From childhood we know, the ball is round and the Gray wolf wanted to eat little Red riding Hood. However, the authors of fairy tales a lot of things concealed from the public. Some secret and not very facts about tales listed in this article.
The brothers Grimm believed female are more prone to bad actions than men. In total in their fairy tales there are 23 witches and evil 16 of Macek, while the fathers of the despots of all 3 and the sorcerer one.
Walt Disney was doubtless an optimist. In his interpretation of the tale of the little Mermaid, Ariel marries a Prince. In the original version unhappy polyrinka commits suicide by throwing themselves into the sea and into the foam.

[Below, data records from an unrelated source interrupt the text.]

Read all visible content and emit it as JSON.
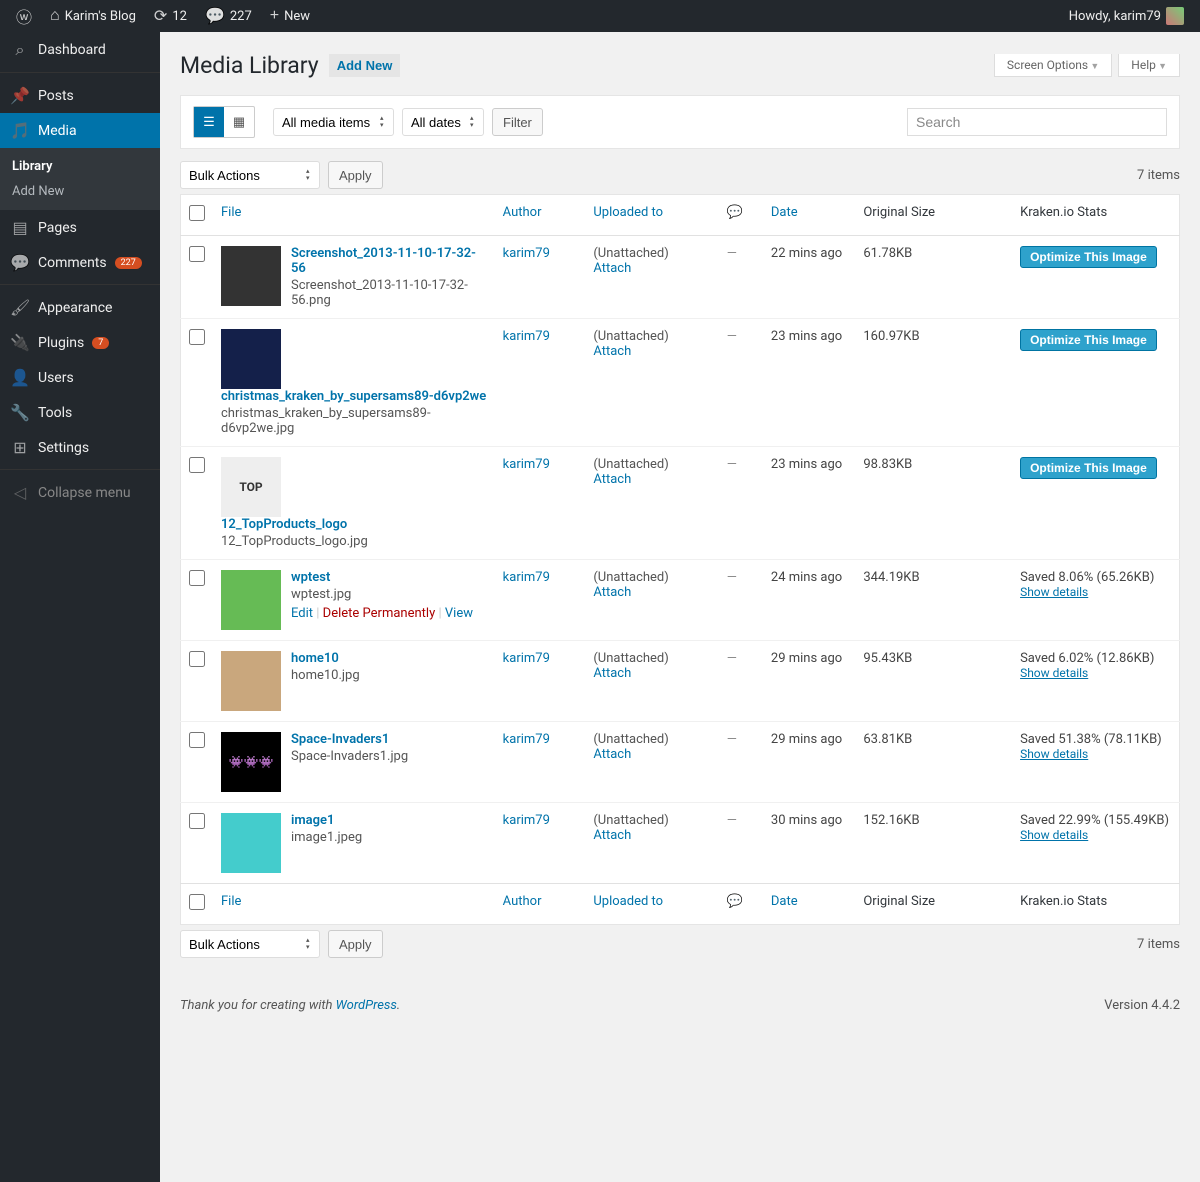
{
  "adminbar": {
    "site_name": "Karim's Blog",
    "updates": "12",
    "comments": "227",
    "new": "New",
    "howdy": "Howdy, karim79"
  },
  "sidebar": {
    "dashboard": "Dashboard",
    "posts": "Posts",
    "media": "Media",
    "media_library": "Library",
    "media_addnew": "Add New",
    "pages": "Pages",
    "comments": "Comments",
    "comments_count": "227",
    "appearance": "Appearance",
    "plugins": "Plugins",
    "plugins_count": "7",
    "users": "Users",
    "tools": "Tools",
    "settings": "Settings",
    "collapse": "Collapse menu"
  },
  "heading": {
    "title": "Media Library",
    "add_new": "Add New",
    "screen_options": "Screen Options",
    "help": "Help"
  },
  "filters": {
    "all_media": "All media items",
    "all_dates": "All dates",
    "filter": "Filter",
    "search_placeholder": "Search"
  },
  "tablenav": {
    "bulk": "Bulk Actions",
    "apply": "Apply",
    "count": "7 items"
  },
  "columns": {
    "file": "File",
    "author": "Author",
    "uploaded_to": "Uploaded to",
    "date": "Date",
    "original_size": "Original Size",
    "kraken": "Kraken.io Stats"
  },
  "labels": {
    "unattached": "(Unattached)",
    "attach": "Attach",
    "optimize": "Optimize This Image",
    "show_details": "Show details",
    "edit": "Edit",
    "delete_permanently": "Delete Permanently",
    "view": "View"
  },
  "rows": [
    {
      "title": "Screenshot_2013-11-10-17-32-56",
      "filename": "Screenshot_2013-11-10-17-32-56.png",
      "author": "karim79",
      "date": "22 mins ago",
      "size": "61.78KB",
      "kraken_type": "optimize",
      "thumb_bg": "#333",
      "thumb_note": ""
    },
    {
      "title": "christmas_kraken_by_supersams89-d6vp2we",
      "filename": "christmas_kraken_by_supersams89-d6vp2we.jpg",
      "author": "karim79",
      "date": "23 mins ago",
      "size": "160.97KB",
      "kraken_type": "optimize",
      "thumb_bg": "#14204a",
      "thumb_note": "",
      "title_below": true
    },
    {
      "title": "12_TopProducts_logo",
      "filename": "12_TopProducts_logo.jpg",
      "author": "karim79",
      "date": "23 mins ago",
      "size": "98.83KB",
      "kraken_type": "optimize",
      "thumb_bg": "#eee",
      "thumb_note": "TOP",
      "title_below": true
    },
    {
      "title": "wptest",
      "filename": "wptest.jpg",
      "author": "karim79",
      "date": "24 mins ago",
      "size": "344.19KB",
      "kraken_type": "saved",
      "kraken_text": "Saved 8.06% (65.26KB)",
      "thumb_bg": "#6b5",
      "thumb_note": "",
      "show_actions": true
    },
    {
      "title": "home10",
      "filename": "home10.jpg",
      "author": "karim79",
      "date": "29 mins ago",
      "size": "95.43KB",
      "kraken_type": "saved",
      "kraken_text": "Saved 6.02% (12.86KB)",
      "thumb_bg": "#c9a77d",
      "thumb_note": ""
    },
    {
      "title": "Space-Invaders1",
      "filename": "Space-Invaders1.jpg",
      "author": "karim79",
      "date": "29 mins ago",
      "size": "63.81KB",
      "kraken_type": "saved",
      "kraken_text": "Saved 51.38% (78.11KB)",
      "thumb_bg": "#000",
      "thumb_note": "👾👾👾"
    },
    {
      "title": "image1",
      "filename": "image1.jpeg",
      "author": "karim79",
      "date": "30 mins ago",
      "size": "152.16KB",
      "kraken_type": "saved",
      "kraken_text": "Saved 22.99% (155.49KB)",
      "thumb_bg": "#4cc",
      "thumb_note": ""
    }
  ],
  "footer": {
    "thanks_prefix": "Thank you for creating with ",
    "wp": "WordPress",
    "version": "Version 4.4.2"
  }
}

The younger brother of James Barry became the prototype for his character Peter pan. The story is about a boy who will never grow up, was written in honor of the deceased fourteen-year-old relative of the writer.
In the original language of “the Jungle Book” Bagira has a male. Most likely translators smeared sense when translated as the word “Panther” in Russian female.
Alexander Pushkin lived plagiarism. So the plot of a fairy tale “the fisherman and the fish” was borrowed from the brothers Grimm. The product was called “the Fisherman and his wife”. Also, Alexander Pushkin suffered excessive pride, telling everyone that it is the tale Of Tsar Saltan” by only one letter “f” in the word “fleet”. All depends on that, “f” is a relatively new letter in Russian alphabet and the writer was proud that adhered to the traditional Russian ancient traditions.
There is an English folk tale, in which the main character named johnny-donut. It is the analogue of Russian Kolobok. And the most common “colleague” Kolobok can be called Gingerbread (Ginger) man from the USA.
In Cheshire during the reign of king Richard III, lived Ceiling, which became the prototype for the Cheshire cat from a fairy tale “Alice in Wonderland”. The man worked as a Forester and caught the next poacher, fiercely and smiled mockingly at, anticipating the sad fate of the villain.
Winnie the Pooh has received the first part of his name from one of the real toys Christopher Robin, son of the writer Milne. The toy was named after the bear London zoo on behalf of Winnipeg, which got there from Canada. The second part – the-Pooh – was borrowed from the name of the Swan friends of the family of Milna.